Problem statement: Using the listing below, please gather every line containing the word "when".

########

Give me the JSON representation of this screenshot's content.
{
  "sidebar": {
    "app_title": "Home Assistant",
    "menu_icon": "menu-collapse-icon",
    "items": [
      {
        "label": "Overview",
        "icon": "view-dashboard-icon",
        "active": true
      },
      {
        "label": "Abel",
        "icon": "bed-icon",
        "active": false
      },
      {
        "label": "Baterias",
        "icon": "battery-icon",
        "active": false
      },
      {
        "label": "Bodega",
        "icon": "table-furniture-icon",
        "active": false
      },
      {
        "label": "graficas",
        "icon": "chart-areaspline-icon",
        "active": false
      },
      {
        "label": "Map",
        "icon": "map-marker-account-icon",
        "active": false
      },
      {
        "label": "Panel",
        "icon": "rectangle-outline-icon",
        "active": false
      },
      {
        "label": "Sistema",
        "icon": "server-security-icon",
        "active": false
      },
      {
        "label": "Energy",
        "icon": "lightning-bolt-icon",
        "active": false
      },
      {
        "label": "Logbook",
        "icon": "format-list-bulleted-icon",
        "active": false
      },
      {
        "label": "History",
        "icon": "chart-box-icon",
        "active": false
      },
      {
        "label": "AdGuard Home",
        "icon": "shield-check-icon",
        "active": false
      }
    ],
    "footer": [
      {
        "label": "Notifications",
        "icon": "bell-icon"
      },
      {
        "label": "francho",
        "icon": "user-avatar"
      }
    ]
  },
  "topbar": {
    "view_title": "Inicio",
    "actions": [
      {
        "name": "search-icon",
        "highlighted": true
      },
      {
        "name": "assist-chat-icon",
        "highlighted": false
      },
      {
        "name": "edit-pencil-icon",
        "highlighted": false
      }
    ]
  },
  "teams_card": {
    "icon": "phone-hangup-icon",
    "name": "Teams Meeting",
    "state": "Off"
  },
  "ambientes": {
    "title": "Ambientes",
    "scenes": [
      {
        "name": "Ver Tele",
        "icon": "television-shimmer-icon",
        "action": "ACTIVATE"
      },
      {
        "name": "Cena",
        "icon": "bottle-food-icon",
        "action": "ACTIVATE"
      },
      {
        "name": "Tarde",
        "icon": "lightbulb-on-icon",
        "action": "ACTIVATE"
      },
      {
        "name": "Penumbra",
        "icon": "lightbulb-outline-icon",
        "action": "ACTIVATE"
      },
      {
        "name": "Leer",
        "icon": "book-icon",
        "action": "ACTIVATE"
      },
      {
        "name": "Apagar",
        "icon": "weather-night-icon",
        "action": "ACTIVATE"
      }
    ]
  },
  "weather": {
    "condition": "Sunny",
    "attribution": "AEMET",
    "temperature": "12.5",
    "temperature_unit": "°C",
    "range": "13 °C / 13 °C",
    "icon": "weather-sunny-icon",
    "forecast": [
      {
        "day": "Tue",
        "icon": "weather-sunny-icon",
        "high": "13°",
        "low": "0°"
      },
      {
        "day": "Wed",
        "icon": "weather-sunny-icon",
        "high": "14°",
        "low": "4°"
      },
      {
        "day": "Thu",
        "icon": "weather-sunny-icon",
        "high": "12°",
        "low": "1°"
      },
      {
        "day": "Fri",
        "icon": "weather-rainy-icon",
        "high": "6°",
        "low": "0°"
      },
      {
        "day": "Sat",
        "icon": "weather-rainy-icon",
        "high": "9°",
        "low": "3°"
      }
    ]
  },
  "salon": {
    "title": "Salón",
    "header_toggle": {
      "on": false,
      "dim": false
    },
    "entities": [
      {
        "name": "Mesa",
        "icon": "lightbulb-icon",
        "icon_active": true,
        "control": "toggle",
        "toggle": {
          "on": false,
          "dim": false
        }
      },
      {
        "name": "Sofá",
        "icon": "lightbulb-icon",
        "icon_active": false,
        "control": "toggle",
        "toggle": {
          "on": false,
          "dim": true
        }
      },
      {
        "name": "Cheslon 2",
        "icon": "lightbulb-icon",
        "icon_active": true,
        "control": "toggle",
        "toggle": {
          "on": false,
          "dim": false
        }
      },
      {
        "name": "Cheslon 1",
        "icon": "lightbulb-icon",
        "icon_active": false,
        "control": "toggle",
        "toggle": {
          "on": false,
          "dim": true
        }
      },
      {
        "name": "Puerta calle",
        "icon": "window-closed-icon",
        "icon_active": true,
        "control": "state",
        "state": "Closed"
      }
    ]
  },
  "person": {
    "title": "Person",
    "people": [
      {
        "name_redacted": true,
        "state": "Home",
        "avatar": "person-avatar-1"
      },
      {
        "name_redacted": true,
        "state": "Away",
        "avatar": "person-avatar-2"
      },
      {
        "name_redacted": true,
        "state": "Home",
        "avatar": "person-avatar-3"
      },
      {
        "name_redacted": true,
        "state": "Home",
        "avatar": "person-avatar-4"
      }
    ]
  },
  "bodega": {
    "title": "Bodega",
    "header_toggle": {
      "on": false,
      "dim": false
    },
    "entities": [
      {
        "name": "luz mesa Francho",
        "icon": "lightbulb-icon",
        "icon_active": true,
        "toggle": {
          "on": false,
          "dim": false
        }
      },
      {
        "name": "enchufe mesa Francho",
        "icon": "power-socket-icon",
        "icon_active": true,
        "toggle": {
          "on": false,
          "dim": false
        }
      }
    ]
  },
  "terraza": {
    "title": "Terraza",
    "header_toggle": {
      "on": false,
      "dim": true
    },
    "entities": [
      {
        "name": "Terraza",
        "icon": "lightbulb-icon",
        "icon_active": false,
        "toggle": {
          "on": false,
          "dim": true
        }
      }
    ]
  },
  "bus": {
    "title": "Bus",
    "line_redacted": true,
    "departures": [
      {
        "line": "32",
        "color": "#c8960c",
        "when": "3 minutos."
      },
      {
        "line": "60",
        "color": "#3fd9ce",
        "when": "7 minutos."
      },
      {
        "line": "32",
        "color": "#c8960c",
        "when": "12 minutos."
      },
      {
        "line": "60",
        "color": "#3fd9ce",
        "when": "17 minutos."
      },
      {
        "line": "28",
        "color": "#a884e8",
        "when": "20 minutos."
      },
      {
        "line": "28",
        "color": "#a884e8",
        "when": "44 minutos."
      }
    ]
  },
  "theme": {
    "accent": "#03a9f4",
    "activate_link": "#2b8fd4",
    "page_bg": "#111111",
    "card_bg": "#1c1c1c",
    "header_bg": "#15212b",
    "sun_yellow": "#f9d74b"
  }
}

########

Completed task:
        "when": "3 minutos."
        "when": "7 minutos."
        "when": "12 minutos."
        "when": "17 minutos."
        "when": "20 minutos."
        "when": "44 minutos."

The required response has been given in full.